- **EXERCISE DIRECTIONS**
Set down the records again, keeping each line exactly as it is.

- **Component data from apps and pages**
::::::::::
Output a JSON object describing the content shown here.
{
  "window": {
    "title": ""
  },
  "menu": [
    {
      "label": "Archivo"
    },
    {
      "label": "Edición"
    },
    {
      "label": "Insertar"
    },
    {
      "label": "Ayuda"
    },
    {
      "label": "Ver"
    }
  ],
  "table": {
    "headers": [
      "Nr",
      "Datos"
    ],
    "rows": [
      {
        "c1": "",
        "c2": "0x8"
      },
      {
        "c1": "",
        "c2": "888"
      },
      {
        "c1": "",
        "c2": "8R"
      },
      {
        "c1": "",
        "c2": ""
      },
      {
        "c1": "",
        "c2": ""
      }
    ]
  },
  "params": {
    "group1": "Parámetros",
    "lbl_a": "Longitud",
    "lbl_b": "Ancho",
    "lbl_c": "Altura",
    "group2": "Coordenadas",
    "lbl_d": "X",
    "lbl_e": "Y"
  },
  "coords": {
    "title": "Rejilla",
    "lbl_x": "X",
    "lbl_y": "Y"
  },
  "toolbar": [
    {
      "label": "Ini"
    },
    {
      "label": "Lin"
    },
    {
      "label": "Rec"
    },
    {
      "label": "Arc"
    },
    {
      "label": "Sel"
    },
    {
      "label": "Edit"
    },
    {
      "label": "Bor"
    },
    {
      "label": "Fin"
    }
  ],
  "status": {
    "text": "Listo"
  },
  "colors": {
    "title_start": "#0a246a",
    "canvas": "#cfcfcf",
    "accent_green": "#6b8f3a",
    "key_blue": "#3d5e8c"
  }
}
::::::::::
- **THE ANSWER**
Output a JSON object describing the content shown here.
{
  "window": {
    "title": ""
  },
  "menu": [
    {
      "label": "Archivo"
    },
    {
      "label": "Edición"
    },
    {
      "label": "Insertar"
    },
    {
      "label": "Ayuda"
    },
    {
      "label": "Ver"
    }
  ],
  "table": {
    "headers": [
      "Nr",
      "Datos"
    ],
    "rows": [
      {
        "c1": "",
        "c2": "0x8"
      },
      {
        "c1": "",
        "c2": "888"
      },
      {
        "c1": "",
        "c2": "8R"
      },
      {
        "c1": "",
        "c2": ""
      },
      {
        "c1": "",
        "c2": ""
      }
    ]
  },
  "params": {
    "group1": "Parámetros",
    "lbl_a": "Longitud",
    "lbl_b": "Ancho",
    "lbl_c": "Altura",
    "group2": "Coordenadas",
    "lbl_d": "X",
    "lbl_e": "Y"
  },
  "coords": {
    "title": "Rejilla",
    "lbl_x": "X",
    "lbl_y": "Y"
  },
  "toolbar": [
    {
      "label": "Ini"
    },
    {
      "label": "Lin"
    },
    {
      "label": "Rec"
    },
    {
      "label": "Arc"
    },
    {
      "label": "Sel"
    },
    {
      "label": "Edit"
    },
    {
      "label": "Bor"
    },
    {
      "label": "Fin"
    }
  ],
  "status": {
    "text": "Listo"
  },
  "colors": {
    "title_start": "#0a246a",
    "canvas": "#cfcfcf",
    "accent_green": "#6b8f3a",
    "key_blue": "#3d5e8c"
  }
}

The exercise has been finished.